Class and interface hierarchy

See also:

Specification vs. implementation

Interfaces contain a specification, but no implementation, classes contain a specification and an implementation

A specification is

An implementation is

Black-box tests look at specifications; glass-box tests look at implementation

Extends vs implements

Interfaces extend other interfaces. Classes extend other classes. Classes implement interfaces.

Think of "A extends B" as "an A is a B with some other stuff". For example, if interface I2 extends interface I1, then we start with the methods and requirements in I1, and add the additional methods and requirements given in I2. If class C2 extends class C1, then we start with the fields and methods in C1, and then add the additional fields and methods given in C2.

Think of "C implements I" as a promise that objects of class C meet the specifications given in I.

Interface and class hierarchy

An interface can extend any number of other interfaces. It inherits all of the methods and requirements from those other interfaces.

A class can only extend one other class, for the following reason: suppose a class C3 wants to extend both C1 and C2:

class C1 {
  int f(int x) {
    // do some things, possibly update variables to maintain a class invariant

class C2 {
  int f(int x) {
    // do some other things

When we call C3.f, what should happen? There is no clear way to merge the functions C1.f and C2.f. Java prevents this problem by disallowing multiple superclasses.

Is-A relationship

Both "extends" and "implements" establish an is-a relationship:

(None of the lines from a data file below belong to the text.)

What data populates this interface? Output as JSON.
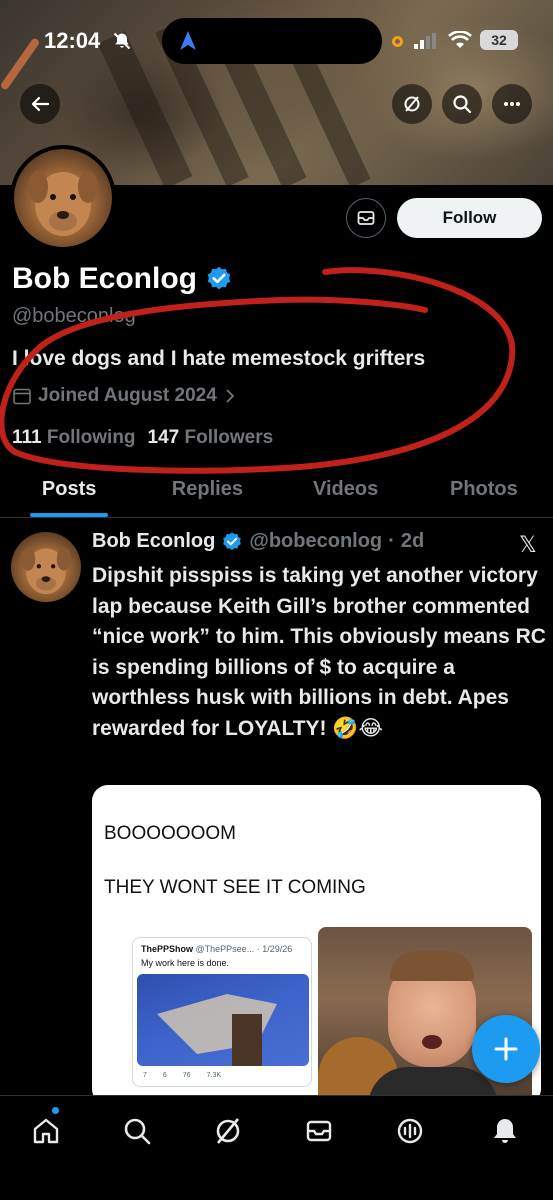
{
  "status_bar": {
    "time": "12:04",
    "battery": "32"
  },
  "profile": {
    "name": "Bob Econlog",
    "handle": "@bobeconlog",
    "bio": "I love dogs and I hate memestock grifters",
    "joined": "Joined August 2024",
    "following_count": "111",
    "following_label": "Following",
    "followers_count": "147",
    "followers_label": "Followers",
    "follow_button": "Follow"
  },
  "tabs": [
    {
      "label": "Posts",
      "active": true
    },
    {
      "label": "Replies",
      "active": false
    },
    {
      "label": "Videos",
      "active": false
    },
    {
      "label": "Photos",
      "active": false
    }
  ],
  "tweet": {
    "author_name": "Bob Econlog",
    "author_handle": "@bobeconlog",
    "time": "2d",
    "text": "Dipshit pisspiss is taking yet another victory lap because Keith Gill’s brother commented “nice work” to him. This obviously means RC is spending billions of $ to acquire a worthless husk with billions in debt. Apes rewarded for LOYALTY! 🤣😂",
    "embed": {
      "line1": "BOOOOOOOM",
      "line2": "THEY WONT SEE IT COMING",
      "inner_name": "ThePPShow",
      "inner_handle": "@ThePPsee... · 1/29/26",
      "inner_text": "My work here is done.",
      "inner_actions": [
        "7",
        "6",
        "76",
        "7.3K"
      ]
    }
  },
  "colors": {
    "accent": "#1d9bf0",
    "verified": "#1d9bf0",
    "scribble": "#c0211b"
  },
  "icons": {
    "back": "arrow-left-icon",
    "grok": "grok-icon",
    "search": "search-icon",
    "more": "more-icon",
    "message": "mail-icon",
    "home": "home-icon",
    "explore": "search-icon",
    "grok_nav": "grok-icon",
    "messages_nav": "mail-icon",
    "spaces": "spaces-icon",
    "notifications": "bell-icon",
    "compose": "plus-icon"
  }
}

If every A is a B, then you can use an object of type A anywhere you expect an object of type B. For example, the following are both legal:

B x = new A();

void f(B x) { ... }
A y = new A();

This doesn't work the other way; the following are illegal (again, assuming that "every A is-a B":

A x = new B(); // not OK; b's might not be A's

void f(A x) { ... }
B y = new B();
f(y); // not OK; f might use its argument as an A

Overriding methods

A class is allowed to "override" a method of its superclass. This means that it has a new implementation with the same name and argument types as the superclass.

The intent in this situation is that for Objects of the subclass, the operation is performed using the subclass's implementation of the method. You are providing a "more specific" way of completing the operation.

One way to describe this is using the bottom-up rule: when drawing the fields and methods inside an object, you would include both the superclass and the subclass's versions of the method, but when deciding which method actually runs, you search from the bottom and proceed upwards.

Often when overriding a method, you want to add some functionality to the superclass's version. In this case, you can refer to the superclass's version by "super.f(...)".

You can also call superclass constructors using the super(...) keyword.